The PISA study for 2018, published last year, found Scotland’s performance in maths had slipped by two points (491 down to 489) against 2016 – the figure was behind both England and Northern Ireland. Across the world Scotland was ranked 31st for maths.

Scotland’s performance in the PISA data published in 2016 caused a political row, with Scotland was classed as “similar to the OECD average” in maths, science and literacy for the first time.

At the time, Education Secretary John Swinney said the results made for uncomfortable reading and showed that radical reform was needed.

Responding to the call for the school week to be extended, a Scottish Government spokesman said: “We know pupils will need extra help when schools re-open. We are investing an additional £100m over the next two years to tackle the impact of lockdown and ensure children get the support they need, and we are currently considering a range of options on how best to deploy this.

“For those who don’t have the technology at home to learn effectively, we are supplying for 25,000 laptops or tablets – with internet access provided – for disadvantaged children to support learning outside school. This is the first phase of our £30m commitment to support a roll-out of digital devices to disadvantaged children and young people.

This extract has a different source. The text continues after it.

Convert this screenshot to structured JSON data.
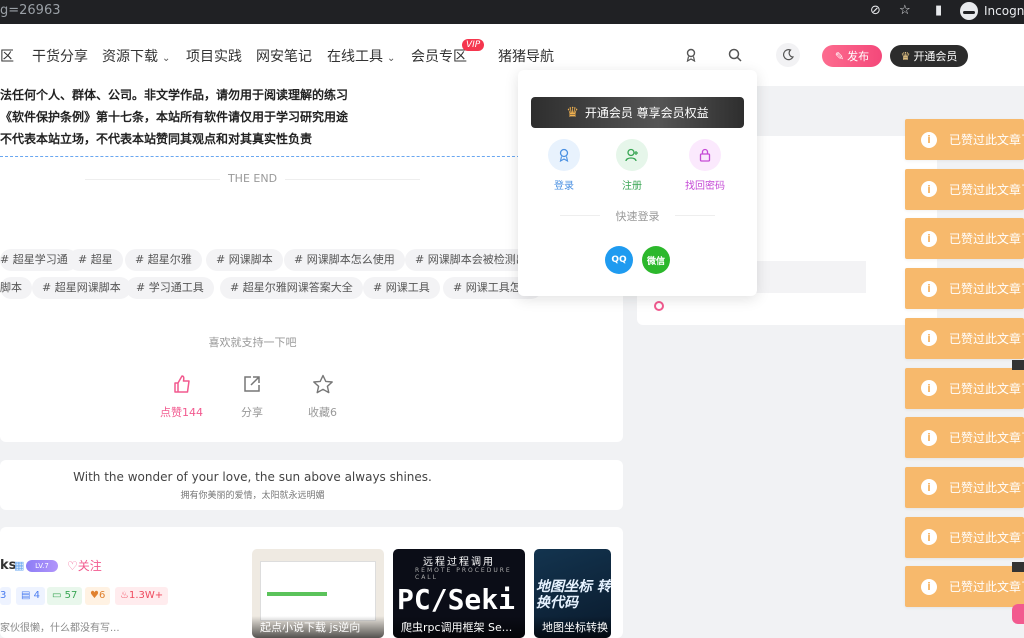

“Reducing the poverty-related attainment gap remains a defining mission for the Scottish Government. In addition to the £182m to be invested in the Scottish Attainment Challenge this year, we will be working alongside partners to increase support to those families and communities who need it most.”